South Lanarkshire Cooperatives Objects
2012 was the United Nations (UN) International Year of Cooperatives.
"Cooperatives are a reminder to the international community that it is possible to pursue both economic viability and social responsibility."
United Nations Secretary-General Ban Ki-moon 2011. "Co-operatives are businesses owned and run by and for their members. Whether the members are the customers, employees or residents they have an equal say in what the business does and a share in the profits."
The cooperative movement has grown from a small shop in Lancashire in 1844 to a world-wide movement.
In 1844 Rochdale Pioneers Society opened their shop near Manchester with a capital of £28, starting a period of startling co-operative growth.
Just 4 years later a coop shop opened near Rutherglen Cross.
Hamilton Cooperative Society opened at 31 Chapel Street in 1861 and was one of many cooperative shops in South Lanarkshire. Between 1907 and 1914, when a new Ford car cost £190, the Hamilton Coop baking society had a bakery, shop and dining rooms in Union and Quarry Streets, Hamilton.

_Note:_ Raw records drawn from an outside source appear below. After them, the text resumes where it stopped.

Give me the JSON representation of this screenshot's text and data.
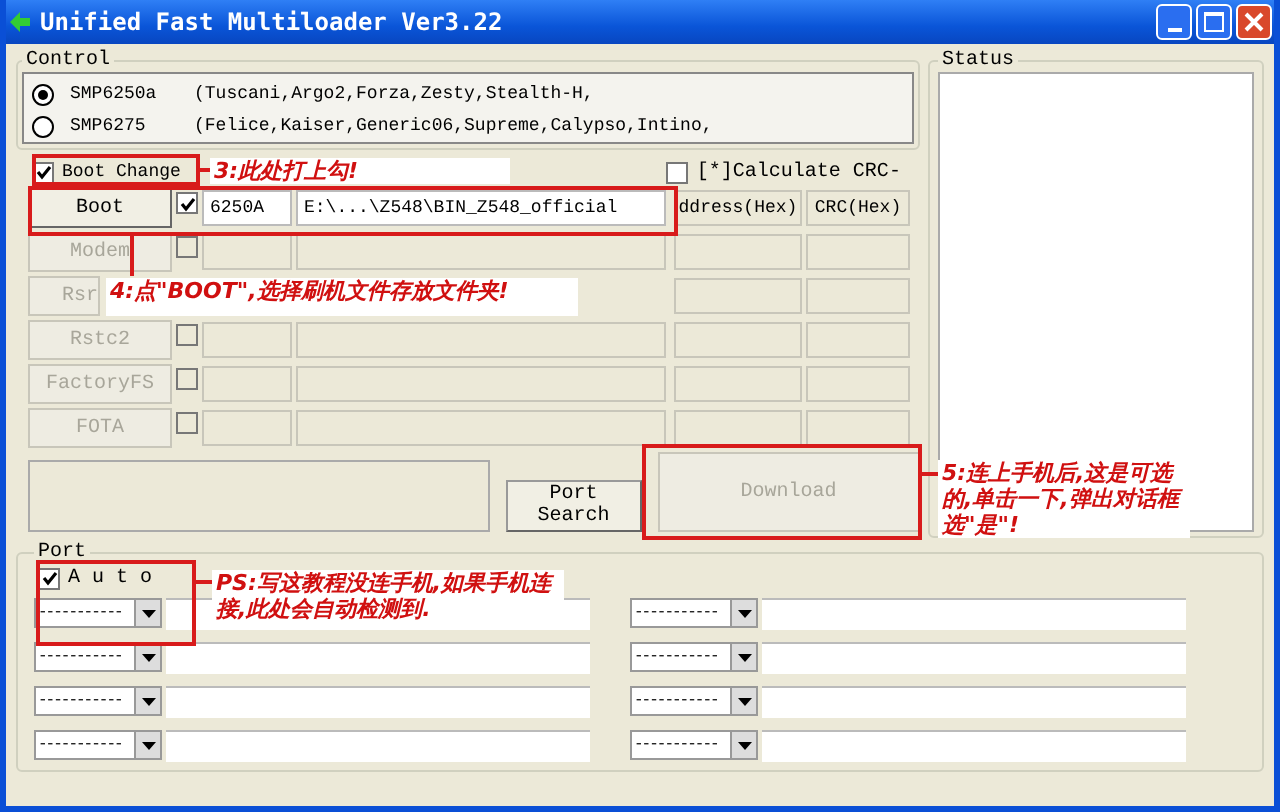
{
  "window": {
    "title": "Unified Fast Multiloader Ver3.22"
  },
  "control": {
    "label": "Control",
    "options": [
      {
        "label": "SMP6250a",
        "description": "(Tuscani,Argo2,Forza,Zesty,Stealth-H,",
        "selected": true
      },
      {
        "label": "SMP6275",
        "description": "(Felice,Kaiser,Generic06,Supreme,Calypso,Intino,",
        "selected": false
      }
    ]
  },
  "boot_change": {
    "label": "Boot Change",
    "checked": true
  },
  "calculate_crc": {
    "label": "[*]Calculate CRC-",
    "checked": false
  },
  "columns": [
    "ddress(Hex)",
    "CRC(Hex)"
  ],
  "files": [
    {
      "button": "Boot",
      "disabled": false,
      "checked": true,
      "type": "6250A",
      "path": "E:\\...\\Z548\\BIN_Z548_official"
    },
    {
      "button": "Modem",
      "disabled": true,
      "checked": false
    },
    {
      "button": "Rsr",
      "disabled": true
    },
    {
      "button": "Rstc2",
      "disabled": true,
      "checked": false
    },
    {
      "button": "FactoryFS",
      "disabled": true,
      "checked": false
    },
    {
      "button": "FOTA",
      "disabled": true,
      "checked": false
    }
  ],
  "port_search": {
    "label": "Port Search"
  },
  "download": {
    "label": "Download",
    "disabled": true
  },
  "status": {
    "label": "Status"
  },
  "port": {
    "label": "Port",
    "auto": {
      "label": "A u t o",
      "checked": true
    },
    "slots": [
      {
        "value": "-----------"
      },
      {
        "value": "-----------"
      },
      {
        "value": "-----------"
      },
      {
        "value": "-----------"
      },
      {
        "value": "-----------"
      },
      {
        "value": "-----------"
      },
      {
        "value": "-----------"
      },
      {
        "value": "-----------"
      }
    ]
  },
  "annotations": [
    {
      "text": "3:此处打上勾!"
    },
    {
      "text": "4:点\"BOOT\",选择刷机文件存放文件夹!"
    },
    {
      "text": "5:连上手机后,这是可选的,单击一下,弹出对话框选\"是\"!"
    },
    {
      "text": "PS:写这教程没连手机,如果手机连接,此处会自动检测到."
    }
  ]
}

The objects on display illustrate the impact of the Cooperative movement in South Lanarkshire. These are:
- A distinctive commemorative teapot to celebrate 70 years of the East Kilbride Co-Operative Society Limited (1862-1932) , made by Gibson's pottery, Staffordshire.
- An unusual design of plate was produced for the Avonbank Co-operative Society to commemorate the opening of their Chapel Street, Rutherglen premises, in December 1905. The plate is made by J & M P Bell of Glasgow.
- More than 100 years ago the Co-op in Scotland produced a newspaper for its members. The Scottish Co-Operator - A Journal of Progress and Economy. Number 890 Volume XXIII 5 November 1915 runs to 28 pages and was printed by the Scottish Co-operative Wholesale Society Limited, Shieldhall, Glasgow. This war-time issue features an advertisement for margarine on the front cover.